"For example, there is a force-torque sensor in the robot which is used to manoeuvre things carefully into place, and also to increase the confidence of the operators. The force-torque sensor will sense and prevent collisions with people before the built-in safety features of the robot stop the robot arm. Thus, we can also increase safety and confidence by working with collaborative robots", he says.
Danfoss in Gråsten has tested the robot in connection with the company's production of frequency converters.
"A frequency converter contains, amongst other things, capacitors assembled in groups of two or four. We have automated this process in that a robot picks up a capacitor and puts it into a fixture. In order for the capacitor to be correctly placed in the fixture, the electrodes must point in the right direction. Therefore, a camera sees how the electrodes are oriented in the gripper, so that the capacitor can be oriented correctly before it is placed in the fixture", explains Søren Peter Johansen about the process.
"Then we pick a nut that has to be put on and the robot picks up the socket handle and screws the nuts tight. And meanwhile the operator can do something else and thus increase efficiency", he elaborates.

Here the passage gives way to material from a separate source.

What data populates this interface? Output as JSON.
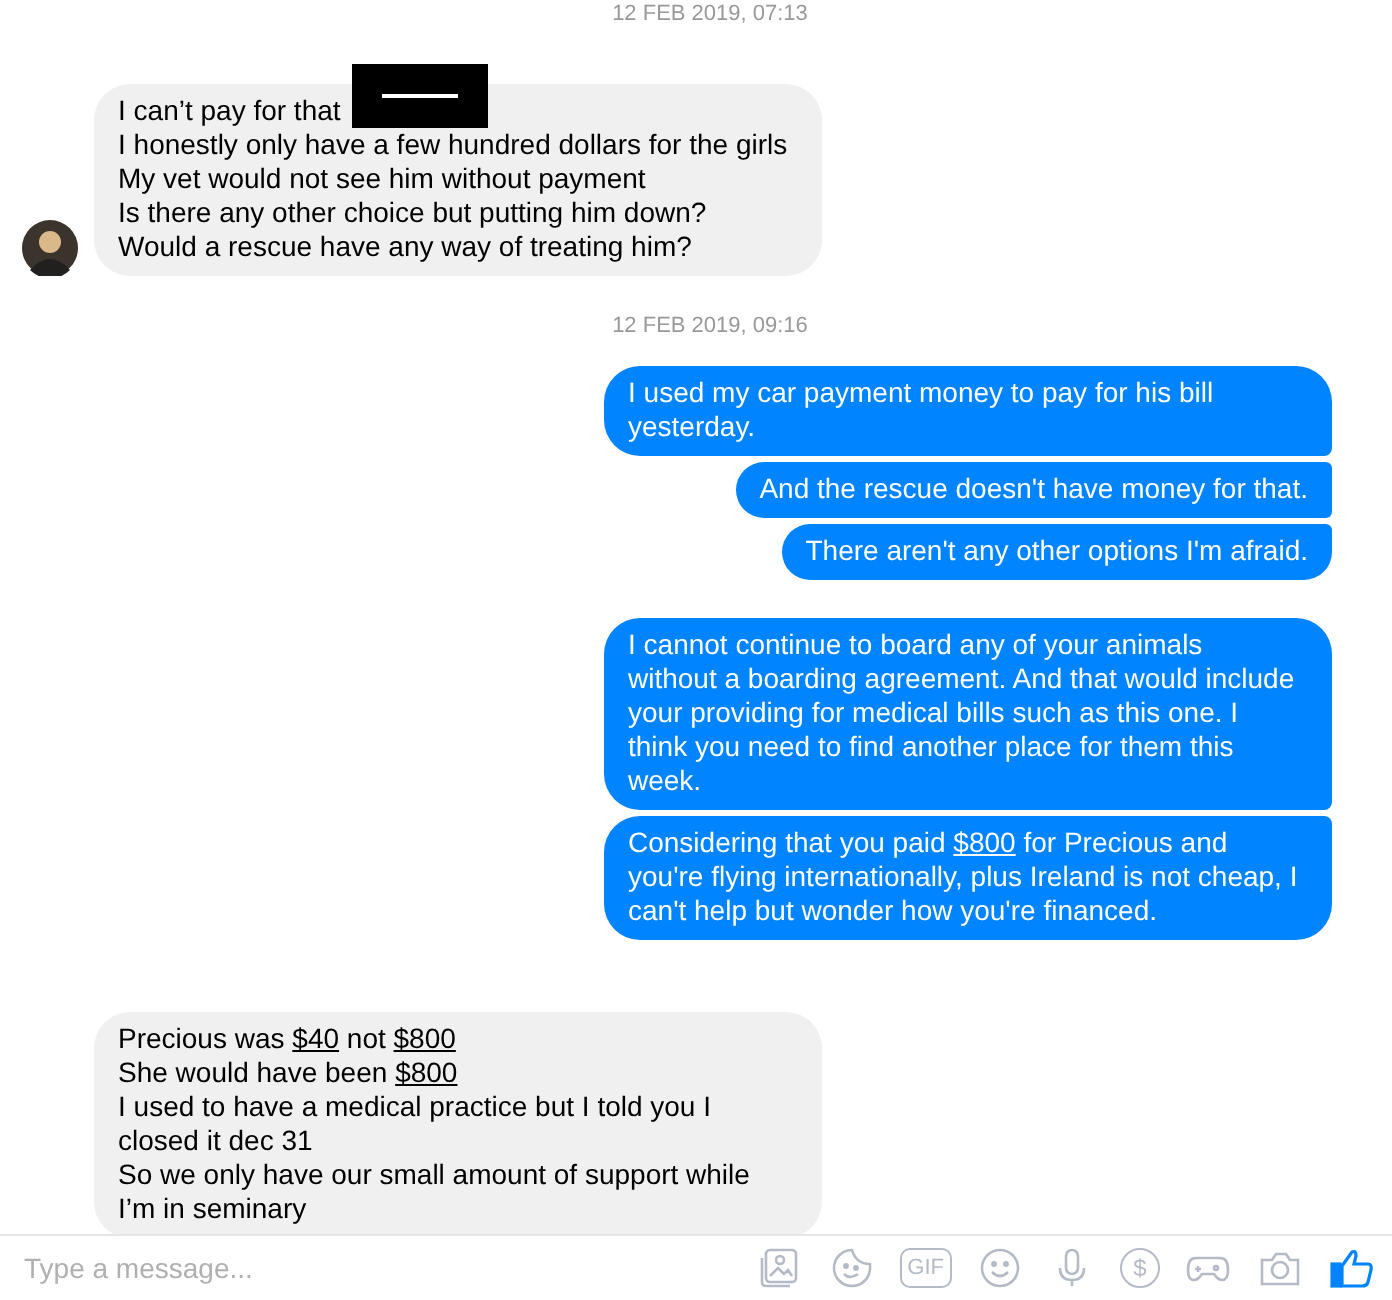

Three reasons to automate
Peter Lund Andersen, Senior Manufacturing Specialist at Danfoss, says that Danfoss is automating for three reasons:
"It is primarily about work and environmental considerations - better ergonomics and less heavy lifting. We believe that with robots, that can do the work uniformly each time, we can increase the quality of our products while maintaining safety and reducing costs", he says, adding:
"The cooperation with DTI gives us the opportunity to come out and try some new things. Some things that aren't quite mature yet and can't just be taken off a shelf. That way we are at the forefront with everything.
Do you want to see how the robot process of collecting capacitors in a set takes place? Take a look at the the video below: